TASK GOAL -> Write every record out again exactly as given.

INPUT DATA ->
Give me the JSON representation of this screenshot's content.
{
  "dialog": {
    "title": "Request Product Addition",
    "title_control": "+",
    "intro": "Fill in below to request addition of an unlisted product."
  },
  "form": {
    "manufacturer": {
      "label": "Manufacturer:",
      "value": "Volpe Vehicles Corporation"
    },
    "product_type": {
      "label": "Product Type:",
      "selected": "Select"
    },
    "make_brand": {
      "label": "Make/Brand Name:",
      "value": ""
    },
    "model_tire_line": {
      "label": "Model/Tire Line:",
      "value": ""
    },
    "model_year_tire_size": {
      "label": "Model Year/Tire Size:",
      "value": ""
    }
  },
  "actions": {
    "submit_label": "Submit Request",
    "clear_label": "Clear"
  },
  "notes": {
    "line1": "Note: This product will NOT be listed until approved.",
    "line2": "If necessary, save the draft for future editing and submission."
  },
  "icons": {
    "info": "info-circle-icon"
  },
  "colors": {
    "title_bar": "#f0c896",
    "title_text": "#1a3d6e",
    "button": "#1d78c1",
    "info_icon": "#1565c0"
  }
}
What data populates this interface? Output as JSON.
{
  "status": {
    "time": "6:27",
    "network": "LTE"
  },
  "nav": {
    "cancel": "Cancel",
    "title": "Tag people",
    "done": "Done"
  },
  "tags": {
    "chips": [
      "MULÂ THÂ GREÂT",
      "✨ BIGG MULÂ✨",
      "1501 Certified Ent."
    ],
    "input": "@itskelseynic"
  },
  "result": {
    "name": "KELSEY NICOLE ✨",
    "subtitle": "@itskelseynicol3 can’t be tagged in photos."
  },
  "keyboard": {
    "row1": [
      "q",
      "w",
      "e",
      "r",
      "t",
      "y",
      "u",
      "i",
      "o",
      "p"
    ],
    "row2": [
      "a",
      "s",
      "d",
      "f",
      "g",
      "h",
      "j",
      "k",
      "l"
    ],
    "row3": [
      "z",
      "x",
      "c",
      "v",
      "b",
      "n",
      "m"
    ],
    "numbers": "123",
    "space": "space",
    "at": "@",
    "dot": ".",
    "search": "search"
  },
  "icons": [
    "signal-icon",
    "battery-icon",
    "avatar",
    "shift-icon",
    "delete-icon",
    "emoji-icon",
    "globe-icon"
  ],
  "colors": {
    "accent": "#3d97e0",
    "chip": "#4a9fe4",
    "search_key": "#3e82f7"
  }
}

EXERCISE ANSWER ->
Give me the JSON representation of this screenshot's content.
{
  "dialog": {
    "title": "Request Product Addition",
    "title_control": "+",
    "intro": "Fill in below to request addition of an unlisted product."
  },
  "form": {
    "manufacturer": {
      "label": "Manufacturer:",
      "value": "Volpe Vehicles Corporation"
    },
    "product_type": {
      "label": "Product Type:",
      "selected": "Select"
    },
    "make_brand": {
      "label": "Make/Brand Name:",
      "value": ""
    },
    "model_tire_line": {
      "label": "Model/Tire Line:",
      "value": ""
    },
    "model_year_tire_size": {
      "label": "Model Year/Tire Size:",
      "value": ""
    }
  },
  "actions": {
    "submit_label": "Submit Request",
    "clear_label": "Clear"
  },
  "notes": {
    "line1": "Note: This product will NOT be listed until approved.",
    "line2": "If necessary, save the draft for future editing and submission."
  },
  "icons": {
    "info": "info-circle-icon"
  },
  "colors": {
    "title_bar": "#f0c896",
    "title_text": "#1a3d6e",
    "button": "#1d78c1",
    "info_icon": "#1565c0"
  }
}
What data populates this interface? Output as JSON.
{
  "status": {
    "time": "6:27",
    "network": "LTE"
  },
  "nav": {
    "cancel": "Cancel",
    "title": "Tag people",
    "done": "Done"
  },
  "tags": {
    "chips": [
      "MULÂ THÂ GREÂT",
      "✨ BIGG MULÂ✨",
      "1501 Certified Ent."
    ],
    "input": "@itskelseynic"
  },
  "result": {
    "name": "KELSEY NICOLE ✨",
    "subtitle": "@itskelseynicol3 can’t be tagged in photos."
  },
  "keyboard": {
    "row1": [
      "q",
      "w",
      "e",
      "r",
      "t",
      "y",
      "u",
      "i",
      "o",
      "p"
    ],
    "row2": [
      "a",
      "s",
      "d",
      "f",
      "g",
      "h",
      "j",
      "k",
      "l"
    ],
    "row3": [
      "z",
      "x",
      "c",
      "v",
      "b",
      "n",
      "m"
    ],
    "numbers": "123",
    "space": "space",
    "at": "@",
    "dot": ".",
    "search": "search"
  },
  "icons": [
    "signal-icon",
    "battery-icon",
    "avatar",
    "shift-icon",
    "delete-icon",
    "emoji-icon",
    "globe-icon"
  ],
  "colors": {
    "accent": "#3d97e0",
    "chip": "#4a9fe4",
    "search_key": "#3e82f7"
  }
}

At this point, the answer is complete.